Really interesting notes & circtuits about how to fell high voltages.
This circuit is a simple electric field detector. It can can detect very faint electric fields present around powered electric lines. [...]
Nothing really new: a JFET is used to sense the electric field generated by high voltage electric line; the JFET amplifies the signal very little, but it lowers the impedence and provide current to a level suitable for transistor amplification. The two transistor can be any low power NPN scavenged from anywhere. The two-transistor are configured as a sort of thresholded amplifier: when the voltage at R2 rises at above 3V circa, Q1 starts pumping current into the LED with a step curve providing a better go-no/go rensponse. The circuit is the same as the one used in the Korg Monotron to drive the LFO LED.
A low current LED could have been connected directly between V+ and the Drain of the JFET and removing TR1, TR2 and R3 through R7: in this case the LED would light up in a linear way, no threshold. See bottom of post for a description of what TR2 is there for.
Stray charge may escape from the tip of R1 for tip-effect letting the intrinsic capacitance at the gate of the JFET charge positively giving a positive read after a little while. So, a curled tip and a very high resistance path to ground in the form of a few turns of thin wire around resistor R1, help keep things in balance. In case, a very very high resistor can be connected between gate and ground (R8), but this will limit sensitivity very much.

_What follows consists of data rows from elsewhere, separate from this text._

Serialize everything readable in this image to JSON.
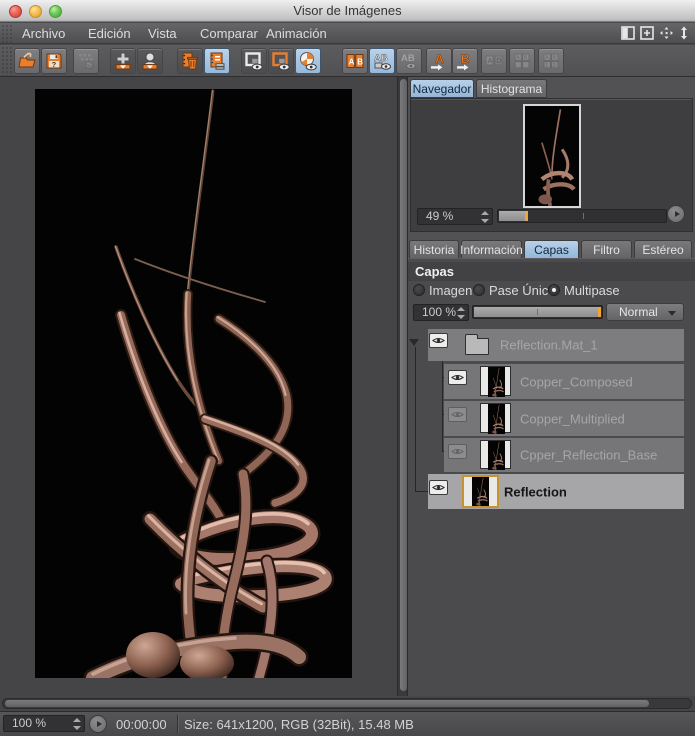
{
  "window": {
    "title": "Visor de Imágenes"
  },
  "menubar": {
    "items": [
      "Archivo",
      "Edición",
      "Vista",
      "Comparar",
      "Animación"
    ],
    "right_icons": [
      "split-view-icon",
      "add-panel-icon",
      "move-icon",
      "scale-vertical-icon"
    ]
  },
  "toolbar": {
    "icons": [
      {
        "name": "open-image",
        "state": "normal"
      },
      {
        "name": "save-image",
        "state": "normal"
      },
      {
        "name": "convert-x2",
        "state": "disabled"
      },
      {
        "name": "move-result-down",
        "state": "normal"
      },
      {
        "name": "move-user-down",
        "state": "normal"
      },
      {
        "name": "delete-from-manager",
        "state": "normal"
      },
      {
        "name": "layer-manager",
        "state": "active"
      },
      {
        "name": "show-frame-white",
        "state": "normal"
      },
      {
        "name": "show-frame-orange",
        "state": "normal"
      },
      {
        "name": "show-pie",
        "state": "active"
      },
      {
        "name": "compare-ab-split",
        "state": "normal"
      },
      {
        "name": "compare-ab-view",
        "state": "active"
      },
      {
        "name": "compare-ab-alt",
        "state": "disabled"
      },
      {
        "name": "set-as-a",
        "state": "normal"
      },
      {
        "name": "set-as-b",
        "state": "normal"
      },
      {
        "name": "swap-ab",
        "state": "disabled"
      },
      {
        "name": "grid-ab",
        "state": "disabled"
      },
      {
        "name": "numbered-ab",
        "state": "disabled"
      }
    ]
  },
  "navigator": {
    "tabs": [
      "Navegador",
      "Histograma"
    ],
    "active_tab": "Navegador",
    "zoom": "49 %"
  },
  "panel_tabs": {
    "items": [
      "Historia",
      "Información",
      "Capas",
      "Filtro",
      "Estéreo"
    ],
    "active": "Capas"
  },
  "layers": {
    "header": "Capas",
    "modes": [
      "Imagen",
      "Pase Único",
      "Multipase"
    ],
    "selected_mode": "Multipase",
    "opacity": "100 %",
    "blend_mode": "Normal",
    "rows": [
      {
        "label": "Reflection.Mat_1",
        "kind": "folder",
        "visible": true,
        "selected": false
      },
      {
        "label": "Copper_Composed",
        "kind": "pass",
        "visible": true,
        "selected": false
      },
      {
        "label": "Copper_Multiplied",
        "kind": "pass",
        "visible": false,
        "selected": false
      },
      {
        "label": "Cpper_Reflection_Base",
        "kind": "pass",
        "visible": false,
        "selected": false
      },
      {
        "label": "Reflection",
        "kind": "image",
        "visible": true,
        "selected": true
      }
    ]
  },
  "statusbar": {
    "zoom": "100 %",
    "time": "00:00:00",
    "info": "Size: 641x1200, RGB (32Bit), 15.48 MB"
  },
  "colors": {
    "accent_blue": "#a9c6e4",
    "accent_orange": "#e87e2e",
    "selection_border": "#c8922e"
  }
}
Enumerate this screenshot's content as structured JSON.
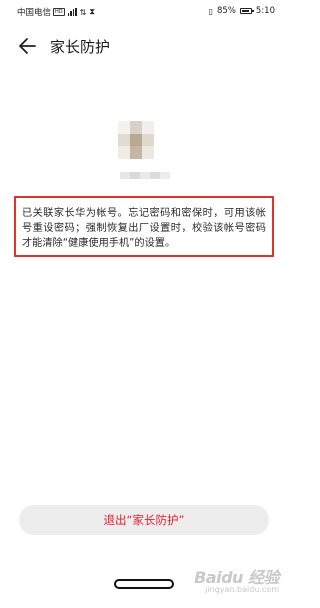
{
  "status_bar": {
    "carrier": "中国电信",
    "hd": "HD",
    "battery": "85%",
    "battery_level": 0.85,
    "time": "5:10"
  },
  "header": {
    "title": "家长防护"
  },
  "notice": {
    "text": "已关联家长华为帐号。忘记密码和密保时，可用该帐号重设密码；强制恢复出厂设置时，校验该帐号密码才能清除“健康使用手机”的设置。"
  },
  "actions": {
    "exit_label": "退出“家长防护”"
  },
  "watermark": {
    "brand": "Baidu 经验",
    "url": "jingyan.baidu.com"
  },
  "colors": {
    "accent_red": "#e1202d",
    "highlight_border": "#e3322a",
    "button_bg": "#ededed"
  }
}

Resistor R1 is there to provide a protection to the delicate gate of the JFET and the delicate heart of the operator in case of contact to a live line. Here, the higher the value of the resistor, the better. R1 also provides for the sensing tip.